### About this exercise
Say how many lines below have "Government" in them, giving the number alone.

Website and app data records
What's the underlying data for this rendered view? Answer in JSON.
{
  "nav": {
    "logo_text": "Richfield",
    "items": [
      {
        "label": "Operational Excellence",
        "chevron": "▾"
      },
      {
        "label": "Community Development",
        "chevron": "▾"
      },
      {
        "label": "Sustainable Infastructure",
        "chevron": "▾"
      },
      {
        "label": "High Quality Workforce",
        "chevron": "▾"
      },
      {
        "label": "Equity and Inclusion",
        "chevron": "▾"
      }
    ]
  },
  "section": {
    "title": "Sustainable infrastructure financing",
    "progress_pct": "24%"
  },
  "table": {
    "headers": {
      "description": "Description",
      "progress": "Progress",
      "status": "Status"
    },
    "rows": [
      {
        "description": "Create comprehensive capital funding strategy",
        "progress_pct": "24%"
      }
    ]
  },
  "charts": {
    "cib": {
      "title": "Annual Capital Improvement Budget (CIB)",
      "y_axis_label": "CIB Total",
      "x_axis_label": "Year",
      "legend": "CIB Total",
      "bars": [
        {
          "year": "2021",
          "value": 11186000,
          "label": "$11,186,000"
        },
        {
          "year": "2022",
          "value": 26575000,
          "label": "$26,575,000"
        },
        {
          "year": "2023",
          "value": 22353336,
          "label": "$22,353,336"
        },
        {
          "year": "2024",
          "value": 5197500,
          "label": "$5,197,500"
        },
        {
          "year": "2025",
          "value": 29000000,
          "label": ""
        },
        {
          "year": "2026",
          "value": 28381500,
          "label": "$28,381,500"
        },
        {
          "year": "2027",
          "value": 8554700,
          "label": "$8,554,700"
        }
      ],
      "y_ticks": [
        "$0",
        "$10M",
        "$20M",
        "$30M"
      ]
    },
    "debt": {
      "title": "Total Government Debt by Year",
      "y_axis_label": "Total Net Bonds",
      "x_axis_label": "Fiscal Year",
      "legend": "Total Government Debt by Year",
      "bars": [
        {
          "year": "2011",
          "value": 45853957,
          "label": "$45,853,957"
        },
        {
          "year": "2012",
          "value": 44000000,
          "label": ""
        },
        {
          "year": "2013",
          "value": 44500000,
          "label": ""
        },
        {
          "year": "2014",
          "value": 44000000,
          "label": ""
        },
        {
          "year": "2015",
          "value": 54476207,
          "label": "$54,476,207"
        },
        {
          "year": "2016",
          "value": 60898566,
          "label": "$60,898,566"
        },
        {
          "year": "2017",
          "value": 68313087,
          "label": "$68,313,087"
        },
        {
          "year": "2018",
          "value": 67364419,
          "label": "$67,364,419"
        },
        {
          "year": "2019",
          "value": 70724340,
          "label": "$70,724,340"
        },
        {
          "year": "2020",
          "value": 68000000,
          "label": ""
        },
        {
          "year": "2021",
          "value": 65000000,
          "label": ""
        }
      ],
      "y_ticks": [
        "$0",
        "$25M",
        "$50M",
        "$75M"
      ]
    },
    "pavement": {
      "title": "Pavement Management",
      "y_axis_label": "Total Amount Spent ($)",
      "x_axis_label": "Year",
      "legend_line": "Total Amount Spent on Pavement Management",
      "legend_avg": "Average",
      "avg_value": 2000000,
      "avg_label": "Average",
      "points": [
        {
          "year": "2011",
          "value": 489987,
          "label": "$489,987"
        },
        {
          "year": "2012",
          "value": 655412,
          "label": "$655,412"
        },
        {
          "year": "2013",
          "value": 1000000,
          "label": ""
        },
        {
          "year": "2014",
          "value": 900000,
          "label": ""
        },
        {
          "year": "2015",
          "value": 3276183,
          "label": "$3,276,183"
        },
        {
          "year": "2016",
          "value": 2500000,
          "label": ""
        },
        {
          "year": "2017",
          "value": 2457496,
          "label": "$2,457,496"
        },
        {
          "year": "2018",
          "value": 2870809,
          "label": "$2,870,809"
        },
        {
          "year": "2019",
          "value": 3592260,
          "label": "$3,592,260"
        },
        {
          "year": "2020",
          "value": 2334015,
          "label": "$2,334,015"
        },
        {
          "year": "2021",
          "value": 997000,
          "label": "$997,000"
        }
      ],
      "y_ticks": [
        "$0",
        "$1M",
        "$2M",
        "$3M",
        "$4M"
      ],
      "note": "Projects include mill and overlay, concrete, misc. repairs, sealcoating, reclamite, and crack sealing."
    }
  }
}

### Exercise solution
2